A good introduction often signals to your reader that you are really in control of the subject matter. Thats worth doingit makes you more trustworthy and it makes the essay easy to read. There are a number of factors, however, that influence writing one:
A common strategy is to pose a problem or show a gap. Heres one students model: he uses 2 paragraphs. One introduces a problem, the next gives the focus or thesis of the essay and the source hes consulted:
Many of us are concerned with the present state of the environment. Problems seem to crop up faster than we can deal with them. Even worse is the fact that, despite our increasing understanding of how industrial society is destroying the environment, we persist in practices known to damage the natural balance of the earth. Many look to modern science and technology as the keys to an eventual solution. For others, it is modern science and technology that are at the root of the problem.
There has been, for some time now, an increasing school of thought that points to western/masculinist thought as the means of the environments eventual demise. They suggest that a closer understanding of western paradigms concerning issues of ecology and gender will reveal the inconsistencies and dangers of the practices they advocate. Vandana Shiva, a former physicist, is one such person. In her book, Staying Alive, she puts forth arguments suggesting that any solution to the growing environmental crisis must be found outside of the western/scientific model.
Note that he explains Vandana Shivas point of view, mentions the book itself, and presents his thesis in the 2nd paragraph.
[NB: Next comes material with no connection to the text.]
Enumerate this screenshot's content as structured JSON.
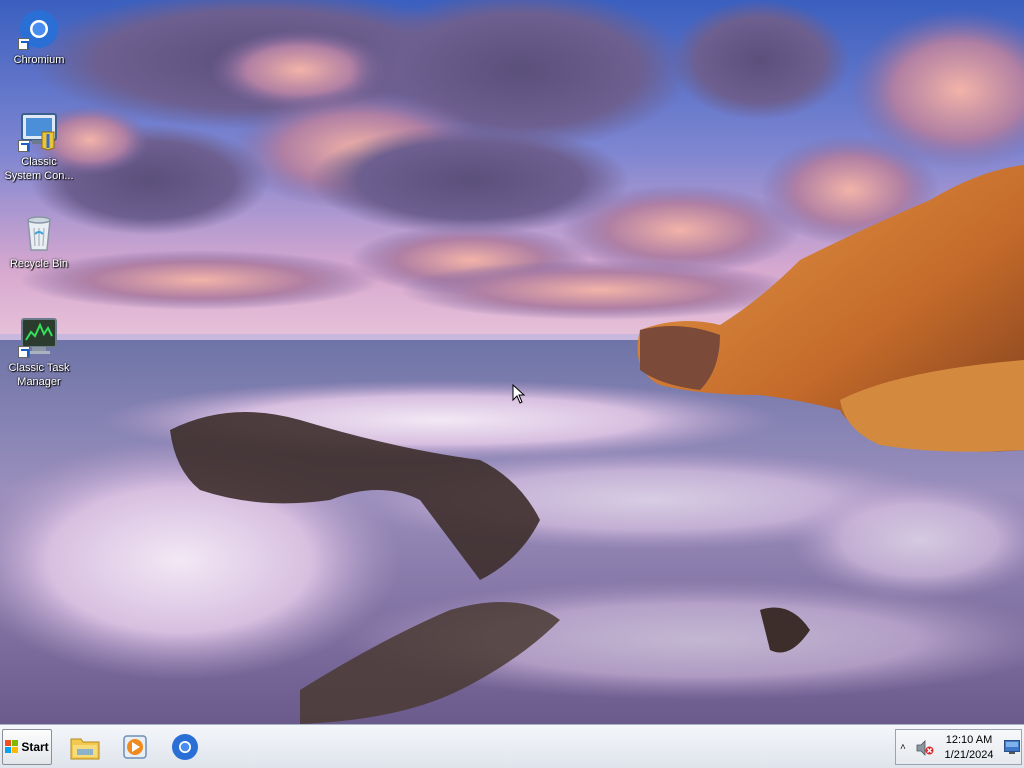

Too often students either omit the sources theyve consulted, or they cite them too early in the paper, not allowing for their own voice.